Two separate groups of adversaries aligned with the interests of the Chinese government are conducting cyberespionage campaigns against U.S. government agencies, tech companies, financial services firms, and other targets, using exploits for known vulnerabilities in Pulse Secure VPNs.
The campaigns have been ongoing for several months, and researchers at FireEye Mandiant disclosed some of the details of one of the groups’ intrusions in late April. The adversaries are targeting Pulse Secure VPN appliances for exploitation and then inserting webshells on compromised devices in order to maintain persistent access. In the days leading up to Mandiant’s initial disclosure last month, one of the groups, known as UNC2630, went into many of the previously compromised appliances and removed the webshells, an odd move, given the timing and the fact that Chinese cyberespionage operators usually aren’t much concerned with being outed.
“It is unusual for Chinese espionage actors to remove a large number of backdoors across several victim environments on or around the time of public disclosure. This action displays an interesting concern for operational security and a sensitivity to publicity,” Mandiant researchers said in a new analysis on Thursday.
Despite the public exposure, both UNC2630 and UNC2717 have continued to target Pulse Secure VPN appliances and Mandiant investigators have identified 16 separate malware families used in these operations. The attackers are using a handful of previously disclosed vulnerabilities in Pulse Secure VPN devices for initial access, including CVE-2021-22893. After the initial compromise, the attackers often change timestamps and other forensic artifacts in order to hamper incident response investigations.
“Both UNC2630 and UNC2717 display advanced tradecraft and go to impressive lengths to avoid detection. The actors modify file timestamps and regularly edit or delete forensic evidence such as logs, web server core dumps, and files staged for exfiltration. They also demonstrate a deep understanding of network appliances and advanced knowledge of a targeted network. This tradecraft can make it difficult for network defenders to establish a complete list of tools used, credentials stolen, the initial intrusion vector, or the intrusion start date,” Mandiant researchers said.

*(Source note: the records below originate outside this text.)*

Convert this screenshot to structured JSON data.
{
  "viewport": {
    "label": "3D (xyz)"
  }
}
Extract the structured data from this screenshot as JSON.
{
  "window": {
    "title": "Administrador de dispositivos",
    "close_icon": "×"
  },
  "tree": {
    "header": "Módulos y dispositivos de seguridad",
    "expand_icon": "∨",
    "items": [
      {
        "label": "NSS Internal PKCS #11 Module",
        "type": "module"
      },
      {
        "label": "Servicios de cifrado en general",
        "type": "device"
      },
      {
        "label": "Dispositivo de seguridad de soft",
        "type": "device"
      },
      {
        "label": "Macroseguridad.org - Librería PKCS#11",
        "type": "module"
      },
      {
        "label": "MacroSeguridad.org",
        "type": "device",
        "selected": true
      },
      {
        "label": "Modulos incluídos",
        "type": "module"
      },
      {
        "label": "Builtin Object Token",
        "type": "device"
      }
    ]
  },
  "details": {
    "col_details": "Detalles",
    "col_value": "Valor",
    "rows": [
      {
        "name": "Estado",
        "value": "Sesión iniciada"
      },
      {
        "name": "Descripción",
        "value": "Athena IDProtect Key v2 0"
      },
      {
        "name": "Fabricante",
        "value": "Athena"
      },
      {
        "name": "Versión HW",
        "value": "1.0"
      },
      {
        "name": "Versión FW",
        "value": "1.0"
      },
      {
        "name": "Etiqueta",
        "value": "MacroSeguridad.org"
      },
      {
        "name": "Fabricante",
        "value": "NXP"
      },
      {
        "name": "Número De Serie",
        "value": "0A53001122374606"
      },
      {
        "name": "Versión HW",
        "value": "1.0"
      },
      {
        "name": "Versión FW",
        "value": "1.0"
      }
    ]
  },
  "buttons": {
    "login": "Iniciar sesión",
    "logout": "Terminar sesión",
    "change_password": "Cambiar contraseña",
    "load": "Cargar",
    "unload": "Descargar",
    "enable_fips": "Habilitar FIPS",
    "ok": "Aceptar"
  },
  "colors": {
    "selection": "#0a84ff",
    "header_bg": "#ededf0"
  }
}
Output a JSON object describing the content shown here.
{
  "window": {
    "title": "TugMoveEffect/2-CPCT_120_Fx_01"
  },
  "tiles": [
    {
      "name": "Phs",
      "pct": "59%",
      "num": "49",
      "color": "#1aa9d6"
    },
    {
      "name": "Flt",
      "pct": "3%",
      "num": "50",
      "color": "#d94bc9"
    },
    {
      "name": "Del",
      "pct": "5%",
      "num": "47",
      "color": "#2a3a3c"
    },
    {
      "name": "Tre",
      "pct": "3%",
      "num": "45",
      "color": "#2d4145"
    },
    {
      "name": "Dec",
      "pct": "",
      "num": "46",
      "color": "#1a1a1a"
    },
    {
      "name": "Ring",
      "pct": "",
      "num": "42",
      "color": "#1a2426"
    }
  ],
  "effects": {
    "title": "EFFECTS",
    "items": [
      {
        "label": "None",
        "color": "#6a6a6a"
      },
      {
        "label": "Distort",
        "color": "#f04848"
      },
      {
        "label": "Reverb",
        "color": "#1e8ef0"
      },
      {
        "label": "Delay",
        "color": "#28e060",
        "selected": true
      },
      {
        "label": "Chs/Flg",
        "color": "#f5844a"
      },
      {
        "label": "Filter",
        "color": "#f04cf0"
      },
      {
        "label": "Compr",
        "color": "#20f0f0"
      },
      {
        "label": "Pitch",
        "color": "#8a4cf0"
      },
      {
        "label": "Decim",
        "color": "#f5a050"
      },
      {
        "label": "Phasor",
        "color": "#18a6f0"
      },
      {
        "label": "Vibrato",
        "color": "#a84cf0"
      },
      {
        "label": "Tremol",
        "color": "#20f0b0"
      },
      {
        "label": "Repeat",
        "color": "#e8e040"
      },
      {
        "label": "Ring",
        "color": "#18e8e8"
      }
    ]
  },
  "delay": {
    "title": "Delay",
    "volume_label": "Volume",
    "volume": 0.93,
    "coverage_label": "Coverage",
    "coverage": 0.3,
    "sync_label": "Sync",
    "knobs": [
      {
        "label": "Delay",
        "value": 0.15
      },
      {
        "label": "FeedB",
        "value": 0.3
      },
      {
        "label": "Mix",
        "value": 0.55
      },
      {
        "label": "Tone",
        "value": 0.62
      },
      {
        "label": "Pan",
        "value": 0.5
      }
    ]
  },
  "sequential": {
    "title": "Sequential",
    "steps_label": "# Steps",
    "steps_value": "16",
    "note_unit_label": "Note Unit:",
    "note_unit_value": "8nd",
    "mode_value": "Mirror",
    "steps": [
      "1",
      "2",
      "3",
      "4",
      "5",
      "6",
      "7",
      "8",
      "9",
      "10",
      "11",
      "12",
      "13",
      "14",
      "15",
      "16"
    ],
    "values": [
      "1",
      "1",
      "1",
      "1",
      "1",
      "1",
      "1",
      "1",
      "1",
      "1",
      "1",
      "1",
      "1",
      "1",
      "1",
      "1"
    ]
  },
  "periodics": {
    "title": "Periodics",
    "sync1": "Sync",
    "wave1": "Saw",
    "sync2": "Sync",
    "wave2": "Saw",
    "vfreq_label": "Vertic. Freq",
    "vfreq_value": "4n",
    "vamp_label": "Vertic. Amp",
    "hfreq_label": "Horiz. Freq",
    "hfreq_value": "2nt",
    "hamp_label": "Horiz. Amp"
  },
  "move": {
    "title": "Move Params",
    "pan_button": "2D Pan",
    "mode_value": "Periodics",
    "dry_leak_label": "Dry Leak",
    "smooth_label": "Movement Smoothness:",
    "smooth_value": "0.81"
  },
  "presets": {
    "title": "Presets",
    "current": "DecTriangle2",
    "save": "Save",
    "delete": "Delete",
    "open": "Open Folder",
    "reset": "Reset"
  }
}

“In some cases, Mandiant observed the actors create their own Local Administrator account outside of established credential management controls on Windows servers of strategic value. This allowed the actor to maintain access to systems with short-cycle credential rotation policies and provided a sufficient level of access to operate freely within their target environment.”
Once inside a target network, the adversaries use a variety of techniques and tools to steal credentials, perform reconnaissance and move laterally. Mandiant’s researchers collaborated with analysts at BAE Systems Applied Intelligence to identify several dozen organizations in Europe and the U.S. that have been compromised through weaknesses in Pulse Secure VPN appliances by these adversaries.
“Notably, compromised organizations operate in verticals and industries aligned with Beijing’s strategic objectives as outlined in China’s 14th Five Year Plan. Many manufacturers also compete with Chinese businesses in the high tech, green energy, and telecommunications sectors. Despite this, we have not directly observed the staging or exfiltration of any data by Chinese espionage actors that could be considered a violation of the Obama-Xi agreement,” Mandiant said.
“The greater ambition and risk tolerance demonstrated by Chinese policymakers since 2019 indicates that the tempo of Chinese state-sponsored activity may increase in the near future and that the Chinese cyber threat apparatus presents a renewed and serious threat to US and European commercial entities.